What does hospitality look like to you? Is it the perfect home with everything in its place? The family that seems to always be living in peaceful harmony? A table lavishly set with something either cooking on the stove or baking in the oven just in case an unexpected visitor arrives?
When I looked up the word for hospitality, not one of those things were mentioned. The definition stated "the act or practice of receiving and entertaining strangers or guests without reward, or with kind and generous liberality." Hospitality isn't a verb, but it is something that is being practiced, being lived out. It is the way someone is described when they open their doors and extend kindness. It is simply love in action. It has much more to do with the resources of a generous heart than with the food or even the home.
I've talked with more people than I can count that say they don't have the "gift" of hospitality. But when I look at this definition above it has nothing to do with giftedness per se. It is at its core looking to the needs of others in real and tangible ways. It does require some effort and purposeful thought on how we might serve one another. It is being intentional.
This idea of hospitality has been (and continues to be) an area that I need to cultivate with regularity. It doesn't always come easy, because honestly sometimes I'm tired, or I'm just not in the mood, or I'm being selfish with my time.
The thing that seems to bring me back on track regarding hospitality is when I remember that I can't look at it as an obligation but as a ministry opportunity. It's not something I have to do, it's something I get to do. The older I get I realize time is short and doing even small acts of kindness and generosity to those I love will bring forth much fruit. And there is great joy and satisfaction in knowing that I can in some small way help to bring rest, restoration, and refreshment to those who come through my door.
Hospitality in a sense is a deliberate cultivation and nurturing of relationships within your sphere of influence. This can start very simply, and small. When you welcome someone into your home open the door wide. Greet your guests with a smile and an authentic desire to meet their needs. Offer a simple drink and a place to sit. Look them in the eyes and find out how they are...how they really are doing. It can be that simple.
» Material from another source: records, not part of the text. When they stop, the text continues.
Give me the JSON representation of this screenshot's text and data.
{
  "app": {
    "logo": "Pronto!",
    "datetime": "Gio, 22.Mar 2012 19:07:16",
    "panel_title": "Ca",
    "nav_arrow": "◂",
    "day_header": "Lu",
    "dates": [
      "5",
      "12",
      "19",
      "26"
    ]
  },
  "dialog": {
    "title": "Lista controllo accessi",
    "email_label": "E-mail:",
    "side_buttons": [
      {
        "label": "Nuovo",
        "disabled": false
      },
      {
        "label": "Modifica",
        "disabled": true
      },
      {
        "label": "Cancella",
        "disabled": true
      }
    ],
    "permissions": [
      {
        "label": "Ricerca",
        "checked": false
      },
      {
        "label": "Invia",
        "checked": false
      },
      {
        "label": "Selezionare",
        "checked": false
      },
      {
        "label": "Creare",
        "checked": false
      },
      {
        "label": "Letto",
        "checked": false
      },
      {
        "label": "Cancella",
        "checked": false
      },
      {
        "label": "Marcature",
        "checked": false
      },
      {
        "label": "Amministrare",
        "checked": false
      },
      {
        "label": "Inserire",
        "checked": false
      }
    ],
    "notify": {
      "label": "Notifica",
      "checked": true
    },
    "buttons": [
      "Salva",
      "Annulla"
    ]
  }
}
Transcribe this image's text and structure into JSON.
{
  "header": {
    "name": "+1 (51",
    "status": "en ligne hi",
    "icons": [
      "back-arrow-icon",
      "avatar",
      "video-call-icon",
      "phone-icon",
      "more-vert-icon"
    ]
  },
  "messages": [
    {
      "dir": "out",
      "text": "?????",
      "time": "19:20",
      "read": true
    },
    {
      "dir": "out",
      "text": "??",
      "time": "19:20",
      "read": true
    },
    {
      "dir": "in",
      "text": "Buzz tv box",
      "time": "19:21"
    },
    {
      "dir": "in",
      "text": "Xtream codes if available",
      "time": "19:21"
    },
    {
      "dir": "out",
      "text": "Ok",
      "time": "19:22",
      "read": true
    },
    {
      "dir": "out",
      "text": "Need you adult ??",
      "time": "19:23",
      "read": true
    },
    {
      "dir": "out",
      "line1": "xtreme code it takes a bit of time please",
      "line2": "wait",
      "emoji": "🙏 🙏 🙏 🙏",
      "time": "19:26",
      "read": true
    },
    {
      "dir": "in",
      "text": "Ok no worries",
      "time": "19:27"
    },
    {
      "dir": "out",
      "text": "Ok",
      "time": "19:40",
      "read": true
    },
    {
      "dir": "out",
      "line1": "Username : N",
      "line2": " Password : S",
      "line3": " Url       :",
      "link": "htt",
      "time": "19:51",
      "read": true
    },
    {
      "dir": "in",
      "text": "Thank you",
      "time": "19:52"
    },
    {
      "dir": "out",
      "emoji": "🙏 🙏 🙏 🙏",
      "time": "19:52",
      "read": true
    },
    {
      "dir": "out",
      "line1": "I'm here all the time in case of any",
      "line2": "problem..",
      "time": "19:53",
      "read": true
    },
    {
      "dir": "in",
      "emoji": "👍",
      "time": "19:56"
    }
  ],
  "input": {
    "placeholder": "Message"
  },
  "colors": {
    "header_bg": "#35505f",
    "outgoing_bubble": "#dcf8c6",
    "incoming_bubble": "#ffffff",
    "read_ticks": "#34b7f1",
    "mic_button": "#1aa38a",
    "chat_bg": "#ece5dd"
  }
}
One thing I've found to be helpful in this area of hospitality is to anticipate. If I can have a little something on hand that I can pull out when an unexpected guest arrives it helps create that sense of welcoming. A handful of crackers with a little cheese, some purchased cookies (the gluten free Ginger Chunk cookies from Trader Joe's are a new favorite!) or a few slices of fruit can be enough to extend kindness. I try to have a few things in the freezer to pull out for just such an occasion. These Rose & Cardamom Shortbread are a new addition to my cookie repertoire. I make a double batch and keep some on hand for when someone drops by unexpected (or expected). With a glass of iced tea these will make anyone feel loved! -s
Rose & Cardamom Shortbread
½ tsp. ground cardamom
1 ½ cups white rice flour plus more for rolling
¾ cup powdered sugar
½ cup (1 stick) unsalted butter, room temperature
1 large egg
1 tsp. rose water
1 tsp. black sesame seeds
Rose sugar, for sprinkling on top
Whisk cardamom and 1 ½ cups rice flour in a medium bowl and set aside. Using an electric mixer, beat sugar and butter in a medium bowl until smooth. Add egg, rose water, and sesame seeds, beat to blend. Reduce mixer to low speed; gradually mix in dry ingredients (dough will be stiff). Cover and chill at least 6 hours or overnight.
Preheat oven to 300 degrees F. Scoop level tablespoons of dough and, using lightly floured hands roll into balls. Place on parchment-lined baking sheets, spacing about 1 ½ inch apart. Using two fingers press dough down to flatten slightly. Sprinkle cookies with rose sugar. Bake cookies until firm but still pale, 20-25 minutes, transfer to wire racks; let cool.
Do ahead: Cookies can be baked 5 days ahead. Store airtight at room temperature. Or freeze for up to 1 month.
1 cup granulated sugar
½ dried rose petals
Process in a food processor until combined. Store in an airtight container for up to 1 month